→ TASK MATERIAL
★ ★ ★ ★

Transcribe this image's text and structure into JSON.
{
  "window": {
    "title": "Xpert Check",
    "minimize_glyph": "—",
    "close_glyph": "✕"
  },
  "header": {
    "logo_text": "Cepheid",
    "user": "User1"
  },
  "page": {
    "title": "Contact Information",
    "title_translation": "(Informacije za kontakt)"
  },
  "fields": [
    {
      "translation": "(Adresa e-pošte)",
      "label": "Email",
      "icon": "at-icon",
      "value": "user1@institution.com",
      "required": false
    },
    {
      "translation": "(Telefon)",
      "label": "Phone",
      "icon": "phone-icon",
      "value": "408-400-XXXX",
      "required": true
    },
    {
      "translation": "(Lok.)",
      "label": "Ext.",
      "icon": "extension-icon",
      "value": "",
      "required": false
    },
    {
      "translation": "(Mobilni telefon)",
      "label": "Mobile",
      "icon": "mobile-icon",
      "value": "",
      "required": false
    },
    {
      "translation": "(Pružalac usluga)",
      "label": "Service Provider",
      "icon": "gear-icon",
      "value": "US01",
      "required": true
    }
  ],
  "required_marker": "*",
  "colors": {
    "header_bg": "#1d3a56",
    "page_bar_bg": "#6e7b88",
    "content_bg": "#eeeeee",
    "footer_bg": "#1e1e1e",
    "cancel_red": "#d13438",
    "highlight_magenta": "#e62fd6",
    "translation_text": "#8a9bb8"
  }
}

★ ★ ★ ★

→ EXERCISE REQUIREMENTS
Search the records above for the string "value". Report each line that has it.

→ ANSWER BOX
      "value": "user1@institution.com",
      "value": "408-400-XXXX",
      "value": "",
      "value": "",
      "value": "US01",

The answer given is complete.